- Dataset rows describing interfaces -
"""

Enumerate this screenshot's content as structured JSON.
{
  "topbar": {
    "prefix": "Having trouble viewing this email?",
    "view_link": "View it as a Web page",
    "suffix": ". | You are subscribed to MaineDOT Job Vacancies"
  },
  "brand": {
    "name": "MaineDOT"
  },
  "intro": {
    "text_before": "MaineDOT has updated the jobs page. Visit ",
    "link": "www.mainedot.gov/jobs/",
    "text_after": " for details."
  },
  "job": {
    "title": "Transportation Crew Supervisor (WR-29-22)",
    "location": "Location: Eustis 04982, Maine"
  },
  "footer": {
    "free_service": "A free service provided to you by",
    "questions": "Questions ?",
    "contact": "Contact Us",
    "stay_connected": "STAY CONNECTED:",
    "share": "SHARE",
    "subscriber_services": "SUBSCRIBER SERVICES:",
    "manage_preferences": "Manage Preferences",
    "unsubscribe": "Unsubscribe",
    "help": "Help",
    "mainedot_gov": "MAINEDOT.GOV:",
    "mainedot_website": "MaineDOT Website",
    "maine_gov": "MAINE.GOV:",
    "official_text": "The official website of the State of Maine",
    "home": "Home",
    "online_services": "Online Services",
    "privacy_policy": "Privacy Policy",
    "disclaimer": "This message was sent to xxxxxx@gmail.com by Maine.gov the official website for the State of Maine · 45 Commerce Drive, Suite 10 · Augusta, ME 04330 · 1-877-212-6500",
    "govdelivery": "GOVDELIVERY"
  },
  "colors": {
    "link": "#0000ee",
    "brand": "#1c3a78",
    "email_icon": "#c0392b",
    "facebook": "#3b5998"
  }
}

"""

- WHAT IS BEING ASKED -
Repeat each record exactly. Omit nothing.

- TASK RESULT -
Enumerate this screenshot's content as structured JSON.
{
  "topbar": {
    "prefix": "Having trouble viewing this email?",
    "view_link": "View it as a Web page",
    "suffix": ". | You are subscribed to MaineDOT Job Vacancies"
  },
  "brand": {
    "name": "MaineDOT"
  },
  "intro": {
    "text_before": "MaineDOT has updated the jobs page. Visit ",
    "link": "www.mainedot.gov/jobs/",
    "text_after": " for details."
  },
  "job": {
    "title": "Transportation Crew Supervisor (WR-29-22)",
    "location": "Location: Eustis 04982, Maine"
  },
  "footer": {
    "free_service": "A free service provided to you by",
    "questions": "Questions ?",
    "contact": "Contact Us",
    "stay_connected": "STAY CONNECTED:",
    "share": "SHARE",
    "subscriber_services": "SUBSCRIBER SERVICES:",
    "manage_preferences": "Manage Preferences",
    "unsubscribe": "Unsubscribe",
    "help": "Help",
    "mainedot_gov": "MAINEDOT.GOV:",
    "mainedot_website": "MaineDOT Website",
    "maine_gov": "MAINE.GOV:",
    "official_text": "The official website of the State of Maine",
    "home": "Home",
    "online_services": "Online Services",
    "privacy_policy": "Privacy Policy",
    "disclaimer": "This message was sent to xxxxxx@gmail.com by Maine.gov the official website for the State of Maine · 45 Commerce Drive, Suite 10 · Augusta, ME 04330 · 1-877-212-6500",
    "govdelivery": "GOVDELIVERY"
  },
  "colors": {
    "link": "#0000ee",
    "brand": "#1c3a78",
    "email_icon": "#c0392b",
    "facebook": "#3b5998"
  }
}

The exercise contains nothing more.